* ABOUT THIS TASK: Only the lines that include "assets" should be copied from the data below.

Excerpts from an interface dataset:
== Segment start ==

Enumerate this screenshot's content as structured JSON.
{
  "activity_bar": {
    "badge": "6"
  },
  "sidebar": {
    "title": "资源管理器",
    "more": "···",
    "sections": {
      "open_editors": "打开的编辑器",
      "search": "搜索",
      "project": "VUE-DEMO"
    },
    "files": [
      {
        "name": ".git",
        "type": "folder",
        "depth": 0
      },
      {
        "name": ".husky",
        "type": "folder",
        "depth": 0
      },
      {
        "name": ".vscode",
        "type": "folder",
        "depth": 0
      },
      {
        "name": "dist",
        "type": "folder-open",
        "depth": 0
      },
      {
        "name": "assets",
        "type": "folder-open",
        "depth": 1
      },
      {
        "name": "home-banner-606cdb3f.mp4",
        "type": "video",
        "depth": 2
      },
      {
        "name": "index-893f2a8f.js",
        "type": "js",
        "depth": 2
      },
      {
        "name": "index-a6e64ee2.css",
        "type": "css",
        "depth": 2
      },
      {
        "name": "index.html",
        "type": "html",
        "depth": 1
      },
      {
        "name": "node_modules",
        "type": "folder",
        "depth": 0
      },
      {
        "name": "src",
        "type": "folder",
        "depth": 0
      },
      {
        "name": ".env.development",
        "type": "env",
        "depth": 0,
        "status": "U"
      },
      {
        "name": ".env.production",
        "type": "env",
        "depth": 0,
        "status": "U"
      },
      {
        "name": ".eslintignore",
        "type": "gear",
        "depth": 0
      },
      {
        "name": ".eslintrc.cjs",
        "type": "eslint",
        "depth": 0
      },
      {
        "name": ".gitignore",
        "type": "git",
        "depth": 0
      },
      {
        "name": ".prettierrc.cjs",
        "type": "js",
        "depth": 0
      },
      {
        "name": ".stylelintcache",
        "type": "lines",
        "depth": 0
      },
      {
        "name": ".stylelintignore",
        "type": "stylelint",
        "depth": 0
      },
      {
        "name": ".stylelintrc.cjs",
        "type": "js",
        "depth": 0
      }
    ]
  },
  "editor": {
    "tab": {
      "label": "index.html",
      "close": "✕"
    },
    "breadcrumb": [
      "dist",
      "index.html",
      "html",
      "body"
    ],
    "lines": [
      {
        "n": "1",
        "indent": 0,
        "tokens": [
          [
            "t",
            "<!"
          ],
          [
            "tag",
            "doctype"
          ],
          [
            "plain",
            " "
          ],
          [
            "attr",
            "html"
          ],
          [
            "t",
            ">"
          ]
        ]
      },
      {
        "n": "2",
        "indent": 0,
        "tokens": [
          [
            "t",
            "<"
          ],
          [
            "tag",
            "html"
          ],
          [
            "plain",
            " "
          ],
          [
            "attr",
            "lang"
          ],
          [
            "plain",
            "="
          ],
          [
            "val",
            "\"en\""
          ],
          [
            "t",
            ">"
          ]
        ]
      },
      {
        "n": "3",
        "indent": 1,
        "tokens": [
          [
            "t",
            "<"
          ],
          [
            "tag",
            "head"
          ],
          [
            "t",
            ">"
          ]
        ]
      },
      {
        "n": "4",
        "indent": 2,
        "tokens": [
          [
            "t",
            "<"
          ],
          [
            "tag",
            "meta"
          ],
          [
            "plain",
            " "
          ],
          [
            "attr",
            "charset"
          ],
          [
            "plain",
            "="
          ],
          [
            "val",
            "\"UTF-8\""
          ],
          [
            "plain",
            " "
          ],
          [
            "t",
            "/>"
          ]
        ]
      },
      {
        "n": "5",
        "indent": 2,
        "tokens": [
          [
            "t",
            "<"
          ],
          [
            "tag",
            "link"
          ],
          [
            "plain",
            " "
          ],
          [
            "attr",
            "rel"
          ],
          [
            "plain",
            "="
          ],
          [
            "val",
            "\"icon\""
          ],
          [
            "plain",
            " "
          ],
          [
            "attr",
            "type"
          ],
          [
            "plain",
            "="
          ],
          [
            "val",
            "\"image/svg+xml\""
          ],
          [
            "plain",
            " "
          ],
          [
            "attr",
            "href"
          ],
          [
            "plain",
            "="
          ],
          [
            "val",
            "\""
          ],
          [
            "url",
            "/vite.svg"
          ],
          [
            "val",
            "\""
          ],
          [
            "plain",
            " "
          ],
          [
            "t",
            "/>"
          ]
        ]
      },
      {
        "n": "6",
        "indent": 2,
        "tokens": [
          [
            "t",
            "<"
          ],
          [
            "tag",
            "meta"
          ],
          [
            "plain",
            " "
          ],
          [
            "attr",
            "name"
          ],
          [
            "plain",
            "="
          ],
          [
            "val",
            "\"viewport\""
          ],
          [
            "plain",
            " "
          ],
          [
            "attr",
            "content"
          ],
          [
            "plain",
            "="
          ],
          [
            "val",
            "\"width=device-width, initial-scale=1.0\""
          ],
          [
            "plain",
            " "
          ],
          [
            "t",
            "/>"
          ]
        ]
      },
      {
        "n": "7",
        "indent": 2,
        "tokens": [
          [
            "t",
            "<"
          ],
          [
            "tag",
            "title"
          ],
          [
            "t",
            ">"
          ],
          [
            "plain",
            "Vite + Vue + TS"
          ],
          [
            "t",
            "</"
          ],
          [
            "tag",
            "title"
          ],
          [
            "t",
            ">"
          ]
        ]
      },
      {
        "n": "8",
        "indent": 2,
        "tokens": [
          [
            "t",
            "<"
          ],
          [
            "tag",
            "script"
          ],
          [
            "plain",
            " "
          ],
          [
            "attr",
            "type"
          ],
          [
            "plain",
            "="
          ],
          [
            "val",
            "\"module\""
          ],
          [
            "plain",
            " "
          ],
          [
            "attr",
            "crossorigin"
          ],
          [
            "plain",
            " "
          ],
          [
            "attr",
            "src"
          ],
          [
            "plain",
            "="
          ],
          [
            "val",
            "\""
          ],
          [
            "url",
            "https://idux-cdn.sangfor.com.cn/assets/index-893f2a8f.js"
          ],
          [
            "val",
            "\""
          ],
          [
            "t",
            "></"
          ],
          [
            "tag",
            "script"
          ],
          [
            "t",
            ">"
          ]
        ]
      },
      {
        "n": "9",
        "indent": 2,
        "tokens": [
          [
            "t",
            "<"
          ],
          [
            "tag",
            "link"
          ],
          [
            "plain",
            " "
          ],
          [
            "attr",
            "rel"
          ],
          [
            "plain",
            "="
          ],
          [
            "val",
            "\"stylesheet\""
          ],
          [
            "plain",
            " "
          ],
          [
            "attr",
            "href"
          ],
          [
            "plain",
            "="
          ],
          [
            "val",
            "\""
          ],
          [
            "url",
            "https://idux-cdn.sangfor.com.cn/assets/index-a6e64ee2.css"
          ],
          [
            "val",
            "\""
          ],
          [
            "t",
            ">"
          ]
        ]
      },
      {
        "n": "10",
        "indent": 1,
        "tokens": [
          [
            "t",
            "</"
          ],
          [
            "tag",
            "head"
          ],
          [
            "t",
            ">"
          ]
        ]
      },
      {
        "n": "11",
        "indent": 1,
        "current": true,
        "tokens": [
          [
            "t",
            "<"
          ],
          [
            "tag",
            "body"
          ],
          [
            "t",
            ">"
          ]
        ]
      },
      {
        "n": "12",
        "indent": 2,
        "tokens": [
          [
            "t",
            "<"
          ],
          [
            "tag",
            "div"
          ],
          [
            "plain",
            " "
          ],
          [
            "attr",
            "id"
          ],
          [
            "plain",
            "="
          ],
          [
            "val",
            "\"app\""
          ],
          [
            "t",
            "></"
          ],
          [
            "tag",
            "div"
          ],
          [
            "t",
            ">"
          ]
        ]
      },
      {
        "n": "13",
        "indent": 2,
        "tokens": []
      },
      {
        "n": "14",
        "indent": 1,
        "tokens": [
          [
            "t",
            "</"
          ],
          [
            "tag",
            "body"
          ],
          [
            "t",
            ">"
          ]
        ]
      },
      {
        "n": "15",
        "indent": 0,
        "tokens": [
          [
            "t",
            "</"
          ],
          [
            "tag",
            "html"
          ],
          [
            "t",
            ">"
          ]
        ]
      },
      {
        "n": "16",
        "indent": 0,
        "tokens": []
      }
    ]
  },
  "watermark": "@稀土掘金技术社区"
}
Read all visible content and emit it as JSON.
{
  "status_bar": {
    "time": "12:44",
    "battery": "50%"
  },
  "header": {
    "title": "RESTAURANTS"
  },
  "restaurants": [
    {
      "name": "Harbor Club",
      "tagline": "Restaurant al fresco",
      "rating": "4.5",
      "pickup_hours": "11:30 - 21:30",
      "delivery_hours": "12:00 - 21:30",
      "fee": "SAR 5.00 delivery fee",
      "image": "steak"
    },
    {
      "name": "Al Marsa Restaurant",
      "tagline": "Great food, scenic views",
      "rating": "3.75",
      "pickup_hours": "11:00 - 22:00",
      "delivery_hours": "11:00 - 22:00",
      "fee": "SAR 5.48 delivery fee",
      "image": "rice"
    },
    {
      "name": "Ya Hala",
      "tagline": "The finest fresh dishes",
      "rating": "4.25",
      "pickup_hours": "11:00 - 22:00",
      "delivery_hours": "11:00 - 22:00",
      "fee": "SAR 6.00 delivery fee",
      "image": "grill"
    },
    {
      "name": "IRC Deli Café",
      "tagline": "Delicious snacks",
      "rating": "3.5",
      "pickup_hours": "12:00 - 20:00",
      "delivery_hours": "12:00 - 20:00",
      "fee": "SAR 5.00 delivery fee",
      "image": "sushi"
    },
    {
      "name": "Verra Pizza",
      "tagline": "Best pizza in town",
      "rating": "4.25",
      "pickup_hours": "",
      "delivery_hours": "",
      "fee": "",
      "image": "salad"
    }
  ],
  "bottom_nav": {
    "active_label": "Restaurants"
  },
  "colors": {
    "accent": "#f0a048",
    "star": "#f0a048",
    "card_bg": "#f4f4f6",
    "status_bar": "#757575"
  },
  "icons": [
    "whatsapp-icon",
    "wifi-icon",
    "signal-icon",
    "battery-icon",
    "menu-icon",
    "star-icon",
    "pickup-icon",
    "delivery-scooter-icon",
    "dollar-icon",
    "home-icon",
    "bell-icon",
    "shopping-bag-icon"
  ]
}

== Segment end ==

* REPLY TO THE EXERCISE:
        "name": "assets",
            "https://idux-cdn.sangfor.com.cn/assets/index-893f2a8f.js"
            "https://idux-cdn.sangfor.com.cn/assets/index-a6e64ee2.css"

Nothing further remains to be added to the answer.